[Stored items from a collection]

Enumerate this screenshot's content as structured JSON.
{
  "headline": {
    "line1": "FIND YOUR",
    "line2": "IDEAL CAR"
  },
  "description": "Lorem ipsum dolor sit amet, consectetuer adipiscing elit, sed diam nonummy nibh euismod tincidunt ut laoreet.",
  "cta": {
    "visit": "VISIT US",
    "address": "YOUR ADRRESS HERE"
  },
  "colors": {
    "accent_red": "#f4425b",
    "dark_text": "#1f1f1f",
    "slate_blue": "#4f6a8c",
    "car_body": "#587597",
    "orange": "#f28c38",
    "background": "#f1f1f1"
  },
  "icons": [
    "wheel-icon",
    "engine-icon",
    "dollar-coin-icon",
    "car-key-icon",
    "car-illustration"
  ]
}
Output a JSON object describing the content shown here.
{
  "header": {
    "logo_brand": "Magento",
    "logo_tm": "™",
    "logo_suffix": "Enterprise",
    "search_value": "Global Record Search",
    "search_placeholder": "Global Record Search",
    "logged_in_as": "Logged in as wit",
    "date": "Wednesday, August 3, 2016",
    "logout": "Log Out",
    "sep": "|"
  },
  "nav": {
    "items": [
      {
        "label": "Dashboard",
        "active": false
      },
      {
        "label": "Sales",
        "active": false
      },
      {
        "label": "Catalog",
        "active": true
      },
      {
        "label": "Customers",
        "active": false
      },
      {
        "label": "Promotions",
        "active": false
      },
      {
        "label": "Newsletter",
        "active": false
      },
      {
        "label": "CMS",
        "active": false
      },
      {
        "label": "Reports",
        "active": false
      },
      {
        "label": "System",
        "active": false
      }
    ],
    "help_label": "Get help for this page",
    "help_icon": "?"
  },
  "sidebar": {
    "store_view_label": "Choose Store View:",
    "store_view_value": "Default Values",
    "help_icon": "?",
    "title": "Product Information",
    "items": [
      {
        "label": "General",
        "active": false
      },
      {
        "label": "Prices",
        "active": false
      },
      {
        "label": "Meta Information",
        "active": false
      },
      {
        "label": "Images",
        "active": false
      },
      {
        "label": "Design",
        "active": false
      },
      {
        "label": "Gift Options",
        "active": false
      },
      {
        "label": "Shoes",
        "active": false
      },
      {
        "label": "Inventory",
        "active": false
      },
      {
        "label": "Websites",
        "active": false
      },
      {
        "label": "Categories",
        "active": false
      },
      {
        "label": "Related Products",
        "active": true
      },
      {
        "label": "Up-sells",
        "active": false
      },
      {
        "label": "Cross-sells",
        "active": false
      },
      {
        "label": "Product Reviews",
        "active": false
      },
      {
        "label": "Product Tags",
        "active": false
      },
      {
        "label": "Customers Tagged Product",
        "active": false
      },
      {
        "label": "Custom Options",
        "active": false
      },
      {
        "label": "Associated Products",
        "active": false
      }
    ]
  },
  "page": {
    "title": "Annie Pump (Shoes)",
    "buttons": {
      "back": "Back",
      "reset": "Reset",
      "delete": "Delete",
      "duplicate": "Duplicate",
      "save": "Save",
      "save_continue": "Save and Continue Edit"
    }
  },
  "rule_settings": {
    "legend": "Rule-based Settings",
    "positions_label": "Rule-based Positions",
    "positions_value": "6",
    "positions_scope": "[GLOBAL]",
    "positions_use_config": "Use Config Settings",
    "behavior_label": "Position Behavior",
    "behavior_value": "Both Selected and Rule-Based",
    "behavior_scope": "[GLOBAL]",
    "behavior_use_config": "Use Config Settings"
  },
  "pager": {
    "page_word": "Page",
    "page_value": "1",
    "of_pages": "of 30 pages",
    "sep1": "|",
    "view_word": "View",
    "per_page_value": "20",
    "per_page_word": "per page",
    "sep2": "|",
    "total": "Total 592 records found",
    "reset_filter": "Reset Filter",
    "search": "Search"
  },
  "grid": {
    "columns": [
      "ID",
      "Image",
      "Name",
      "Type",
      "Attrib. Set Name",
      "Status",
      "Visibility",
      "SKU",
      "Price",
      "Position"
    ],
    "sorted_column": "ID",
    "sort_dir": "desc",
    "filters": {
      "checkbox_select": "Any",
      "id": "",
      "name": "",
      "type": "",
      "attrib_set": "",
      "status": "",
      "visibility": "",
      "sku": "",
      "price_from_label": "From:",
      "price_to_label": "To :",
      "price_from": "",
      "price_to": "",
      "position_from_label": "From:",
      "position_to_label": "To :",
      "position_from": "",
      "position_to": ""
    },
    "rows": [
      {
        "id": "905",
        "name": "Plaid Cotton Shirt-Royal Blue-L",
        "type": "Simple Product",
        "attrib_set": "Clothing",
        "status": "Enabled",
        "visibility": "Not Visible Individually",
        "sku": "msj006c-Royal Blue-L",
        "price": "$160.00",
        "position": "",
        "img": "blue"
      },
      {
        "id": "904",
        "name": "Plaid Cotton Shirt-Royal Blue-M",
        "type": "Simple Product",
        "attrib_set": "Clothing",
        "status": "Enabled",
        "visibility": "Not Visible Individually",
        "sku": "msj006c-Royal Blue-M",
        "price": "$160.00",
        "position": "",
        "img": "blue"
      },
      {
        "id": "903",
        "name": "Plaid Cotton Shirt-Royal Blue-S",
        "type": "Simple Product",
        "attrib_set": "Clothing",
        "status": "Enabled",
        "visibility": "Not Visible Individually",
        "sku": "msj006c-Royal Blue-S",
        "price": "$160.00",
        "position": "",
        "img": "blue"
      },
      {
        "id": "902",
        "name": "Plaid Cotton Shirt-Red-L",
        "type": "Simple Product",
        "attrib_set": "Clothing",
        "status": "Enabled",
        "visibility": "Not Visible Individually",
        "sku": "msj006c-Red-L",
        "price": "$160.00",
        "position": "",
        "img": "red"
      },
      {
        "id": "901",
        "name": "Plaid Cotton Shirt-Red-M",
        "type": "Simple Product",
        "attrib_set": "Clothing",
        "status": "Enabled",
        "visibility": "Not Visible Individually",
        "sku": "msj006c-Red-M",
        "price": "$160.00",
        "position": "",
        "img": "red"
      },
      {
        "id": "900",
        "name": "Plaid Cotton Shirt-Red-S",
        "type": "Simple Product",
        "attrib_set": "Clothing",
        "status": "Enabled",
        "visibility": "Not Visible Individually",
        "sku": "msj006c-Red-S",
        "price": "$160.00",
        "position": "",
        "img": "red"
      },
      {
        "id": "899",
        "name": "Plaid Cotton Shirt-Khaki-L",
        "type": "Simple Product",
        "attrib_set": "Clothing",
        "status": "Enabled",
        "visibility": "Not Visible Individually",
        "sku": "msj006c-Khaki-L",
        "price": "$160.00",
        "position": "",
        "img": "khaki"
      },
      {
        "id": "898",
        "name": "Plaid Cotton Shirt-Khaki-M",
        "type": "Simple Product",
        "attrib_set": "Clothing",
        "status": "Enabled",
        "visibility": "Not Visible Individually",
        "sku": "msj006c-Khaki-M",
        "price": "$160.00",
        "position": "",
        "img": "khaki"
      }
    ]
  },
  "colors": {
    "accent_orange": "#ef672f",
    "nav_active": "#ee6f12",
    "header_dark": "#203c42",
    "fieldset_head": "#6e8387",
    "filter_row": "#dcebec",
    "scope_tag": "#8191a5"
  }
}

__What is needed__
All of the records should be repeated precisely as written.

__Answer to this problem__
Enumerate this screenshot's content as structured JSON.
{
  "headline": {
    "line1": "FIND YOUR",
    "line2": "IDEAL CAR"
  },
  "description": "Lorem ipsum dolor sit amet, consectetuer adipiscing elit, sed diam nonummy nibh euismod tincidunt ut laoreet.",
  "cta": {
    "visit": "VISIT US",
    "address": "YOUR ADRRESS HERE"
  },
  "colors": {
    "accent_red": "#f4425b",
    "dark_text": "#1f1f1f",
    "slate_blue": "#4f6a8c",
    "car_body": "#587597",
    "orange": "#f28c38",
    "background": "#f1f1f1"
  },
  "icons": [
    "wheel-icon",
    "engine-icon",
    "dollar-coin-icon",
    "car-key-icon",
    "car-illustration"
  ]
}
Output a JSON object describing the content shown here.
{
  "header": {
    "logo_brand": "Magento",
    "logo_tm": "™",
    "logo_suffix": "Enterprise",
    "search_value": "Global Record Search",
    "search_placeholder": "Global Record Search",
    "logged_in_as": "Logged in as wit",
    "date": "Wednesday, August 3, 2016",
    "logout": "Log Out",
    "sep": "|"
  },
  "nav": {
    "items": [
      {
        "label": "Dashboard",
        "active": false
      },
      {
        "label": "Sales",
        "active": false
      },
      {
        "label": "Catalog",
        "active": true
      },
      {
        "label": "Customers",
        "active": false
      },
      {
        "label": "Promotions",
        "active": false
      },
      {
        "label": "Newsletter",
        "active": false
      },
      {
        "label": "CMS",
        "active": false
      },
      {
        "label": "Reports",
        "active": false
      },
      {
        "label": "System",
        "active": false
      }
    ],
    "help_label": "Get help for this page",
    "help_icon": "?"
  },
  "sidebar": {
    "store_view_label": "Choose Store View:",
    "store_view_value": "Default Values",
    "help_icon": "?",
    "title": "Product Information",
    "items": [
      {
        "label": "General",
        "active": false
      },
      {
        "label": "Prices",
        "active": false
      },
      {
        "label": "Meta Information",
        "active": false
      },
      {
        "label": "Images",
        "active": false
      },
      {
        "label": "Design",
        "active": false
      },
      {
        "label": "Gift Options",
        "active": false
      },
      {
        "label": "Shoes",
        "active": false
      },
      {
        "label": "Inventory",
        "active": false
      },
      {
        "label": "Websites",
        "active": false
      },
      {
        "label": "Categories",
        "active": false
      },
      {
        "label": "Related Products",
        "active": true
      },
      {
        "label": "Up-sells",
        "active": false
      },
      {
        "label": "Cross-sells",
        "active": false
      },
      {
        "label": "Product Reviews",
        "active": false
      },
      {
        "label": "Product Tags",
        "active": false
      },
      {
        "label": "Customers Tagged Product",
        "active": false
      },
      {
        "label": "Custom Options",
        "active": false
      },
      {
        "label": "Associated Products",
        "active": false
      }
    ]
  },
  "page": {
    "title": "Annie Pump (Shoes)",
    "buttons": {
      "back": "Back",
      "reset": "Reset",
      "delete": "Delete",
      "duplicate": "Duplicate",
      "save": "Save",
      "save_continue": "Save and Continue Edit"
    }
  },
  "rule_settings": {
    "legend": "Rule-based Settings",
    "positions_label": "Rule-based Positions",
    "positions_value": "6",
    "positions_scope": "[GLOBAL]",
    "positions_use_config": "Use Config Settings",
    "behavior_label": "Position Behavior",
    "behavior_value": "Both Selected and Rule-Based",
    "behavior_scope": "[GLOBAL]",
    "behavior_use_config": "Use Config Settings"
  },
  "pager": {
    "page_word": "Page",
    "page_value": "1",
    "of_pages": "of 30 pages",
    "sep1": "|",
    "view_word": "View",
    "per_page_value": "20",
    "per_page_word": "per page",
    "sep2": "|",
    "total": "Total 592 records found",
    "reset_filter": "Reset Filter",
    "search": "Search"
  },
  "grid": {
    "columns": [
      "ID",
      "Image",
      "Name",
      "Type",
      "Attrib. Set Name",
      "Status",
      "Visibility",
      "SKU",
      "Price",
      "Position"
    ],
    "sorted_column": "ID",
    "sort_dir": "desc",
    "filters": {
      "checkbox_select": "Any",
      "id": "",
      "name": "",
      "type": "",
      "attrib_set": "",
      "status": "",
      "visibility": "",
      "sku": "",
      "price_from_label": "From:",
      "price_to_label": "To :",
      "price_from": "",
      "price_to": "",
      "position_from_label": "From:",
      "position_to_label": "To :",
      "position_from": "",
      "position_to": ""
    },
    "rows": [
      {
        "id": "905",
        "name": "Plaid Cotton Shirt-Royal Blue-L",
        "type": "Simple Product",
        "attrib_set": "Clothing",
        "status": "Enabled",
        "visibility": "Not Visible Individually",
        "sku": "msj006c-Royal Blue-L",
        "price": "$160.00",
        "position": "",
        "img": "blue"
      },
      {
        "id": "904",
        "name": "Plaid Cotton Shirt-Royal Blue-M",
        "type": "Simple Product",
        "attrib_set": "Clothing",
        "status": "Enabled",
        "visibility": "Not Visible Individually",
        "sku": "msj006c-Royal Blue-M",
        "price": "$160.00",
        "position": "",
        "img": "blue"
      },
      {
        "id": "903",
        "name": "Plaid Cotton Shirt-Royal Blue-S",
        "type": "Simple Product",
        "attrib_set": "Clothing",
        "status": "Enabled",
        "visibility": "Not Visible Individually",
        "sku": "msj006c-Royal Blue-S",
        "price": "$160.00",
        "position": "",
        "img": "blue"
      },
      {
        "id": "902",
        "name": "Plaid Cotton Shirt-Red-L",
        "type": "Simple Product",
        "attrib_set": "Clothing",
        "status": "Enabled",
        "visibility": "Not Visible Individually",
        "sku": "msj006c-Red-L",
        "price": "$160.00",
        "position": "",
        "img": "red"
      },
      {
        "id": "901",
        "name": "Plaid Cotton Shirt-Red-M",
        "type": "Simple Product",
        "attrib_set": "Clothing",
        "status": "Enabled",
        "visibility": "Not Visible Individually",
        "sku": "msj006c-Red-M",
        "price": "$160.00",
        "position": "",
        "img": "red"
      },
      {
        "id": "900",
        "name": "Plaid Cotton Shirt-Red-S",
        "type": "Simple Product",
        "attrib_set": "Clothing",
        "status": "Enabled",
        "visibility": "Not Visible Individually",
        "sku": "msj006c-Red-S",
        "price": "$160.00",
        "position": "",
        "img": "red"
      },
      {
        "id": "899",
        "name": "Plaid Cotton Shirt-Khaki-L",
        "type": "Simple Product",
        "attrib_set": "Clothing",
        "status": "Enabled",
        "visibility": "Not Visible Individually",
        "sku": "msj006c-Khaki-L",
        "price": "$160.00",
        "position": "",
        "img": "khaki"
      },
      {
        "id": "898",
        "name": "Plaid Cotton Shirt-Khaki-M",
        "type": "Simple Product",
        "attrib_set": "Clothing",
        "status": "Enabled",
        "visibility": "Not Visible Individually",
        "sku": "msj006c-Khaki-M",
        "price": "$160.00",
        "position": "",
        "img": "khaki"
      }
    ]
  },
  "colors": {
    "accent_orange": "#ef672f",
    "nav_active": "#ee6f12",
    "header_dark": "#203c42",
    "fieldset_head": "#6e8387",
    "filter_row": "#dcebec",
    "scope_tag": "#8191a5"
  }
}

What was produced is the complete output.